* **WHAT YOU HAVE TO DO**
Reproduce the full set of records verbatim.

* **DATASET RECORDS**
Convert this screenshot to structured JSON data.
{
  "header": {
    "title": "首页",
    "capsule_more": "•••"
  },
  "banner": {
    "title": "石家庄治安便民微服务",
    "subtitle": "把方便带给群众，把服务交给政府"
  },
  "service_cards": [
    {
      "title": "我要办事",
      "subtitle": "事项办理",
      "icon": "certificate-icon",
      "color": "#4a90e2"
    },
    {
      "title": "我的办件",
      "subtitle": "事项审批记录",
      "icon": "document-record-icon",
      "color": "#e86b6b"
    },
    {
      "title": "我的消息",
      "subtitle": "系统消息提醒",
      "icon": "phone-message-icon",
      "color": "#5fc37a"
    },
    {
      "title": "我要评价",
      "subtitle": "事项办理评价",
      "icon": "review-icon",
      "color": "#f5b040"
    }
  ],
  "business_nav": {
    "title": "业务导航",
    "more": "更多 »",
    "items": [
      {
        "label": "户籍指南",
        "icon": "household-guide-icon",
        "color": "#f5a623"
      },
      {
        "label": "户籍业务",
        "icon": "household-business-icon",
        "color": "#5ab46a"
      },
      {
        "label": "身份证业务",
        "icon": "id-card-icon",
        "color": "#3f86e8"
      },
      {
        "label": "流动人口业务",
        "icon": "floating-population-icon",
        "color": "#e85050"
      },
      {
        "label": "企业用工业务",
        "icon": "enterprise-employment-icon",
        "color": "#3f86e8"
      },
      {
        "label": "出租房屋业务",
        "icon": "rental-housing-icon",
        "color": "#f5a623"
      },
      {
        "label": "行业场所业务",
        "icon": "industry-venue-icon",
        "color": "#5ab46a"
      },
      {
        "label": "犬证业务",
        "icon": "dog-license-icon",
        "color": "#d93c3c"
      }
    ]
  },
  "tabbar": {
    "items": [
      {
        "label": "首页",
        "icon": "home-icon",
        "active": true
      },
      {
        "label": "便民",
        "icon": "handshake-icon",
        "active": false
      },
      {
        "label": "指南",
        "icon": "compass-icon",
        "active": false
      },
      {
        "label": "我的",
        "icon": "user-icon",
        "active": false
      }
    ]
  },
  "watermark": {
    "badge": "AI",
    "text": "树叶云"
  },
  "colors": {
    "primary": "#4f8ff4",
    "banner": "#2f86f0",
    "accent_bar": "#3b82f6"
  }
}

* **OUTPUT**
Convert this screenshot to structured JSON data.
{
  "header": {
    "title": "首页",
    "capsule_more": "•••"
  },
  "banner": {
    "title": "石家庄治安便民微服务",
    "subtitle": "把方便带给群众，把服务交给政府"
  },
  "service_cards": [
    {
      "title": "我要办事",
      "subtitle": "事项办理",
      "icon": "certificate-icon",
      "color": "#4a90e2"
    },
    {
      "title": "我的办件",
      "subtitle": "事项审批记录",
      "icon": "document-record-icon",
      "color": "#e86b6b"
    },
    {
      "title": "我的消息",
      "subtitle": "系统消息提醒",
      "icon": "phone-message-icon",
      "color": "#5fc37a"
    },
    {
      "title": "我要评价",
      "subtitle": "事项办理评价",
      "icon": "review-icon",
      "color": "#f5b040"
    }
  ],
  "business_nav": {
    "title": "业务导航",
    "more": "更多 »",
    "items": [
      {
        "label": "户籍指南",
        "icon": "household-guide-icon",
        "color": "#f5a623"
      },
      {
        "label": "户籍业务",
        "icon": "household-business-icon",
        "color": "#5ab46a"
      },
      {
        "label": "身份证业务",
        "icon": "id-card-icon",
        "color": "#3f86e8"
      },
      {
        "label": "流动人口业务",
        "icon": "floating-population-icon",
        "color": "#e85050"
      },
      {
        "label": "企业用工业务",
        "icon": "enterprise-employment-icon",
        "color": "#3f86e8"
      },
      {
        "label": "出租房屋业务",
        "icon": "rental-housing-icon",
        "color": "#f5a623"
      },
      {
        "label": "行业场所业务",
        "icon": "industry-venue-icon",
        "color": "#5ab46a"
      },
      {
        "label": "犬证业务",
        "icon": "dog-license-icon",
        "color": "#d93c3c"
      }
    ]
  },
  "tabbar": {
    "items": [
      {
        "label": "首页",
        "icon": "home-icon",
        "active": true
      },
      {
        "label": "便民",
        "icon": "handshake-icon",
        "active": false
      },
      {
        "label": "指南",
        "icon": "compass-icon",
        "active": false
      },
      {
        "label": "我的",
        "icon": "user-icon",
        "active": false
      }
    ]
  },
  "watermark": {
    "badge": "AI",
    "text": "树叶云"
  },
  "colors": {
    "primary": "#4f8ff4",
    "banner": "#2f86f0",
    "accent_bar": "#3b82f6"
  }
}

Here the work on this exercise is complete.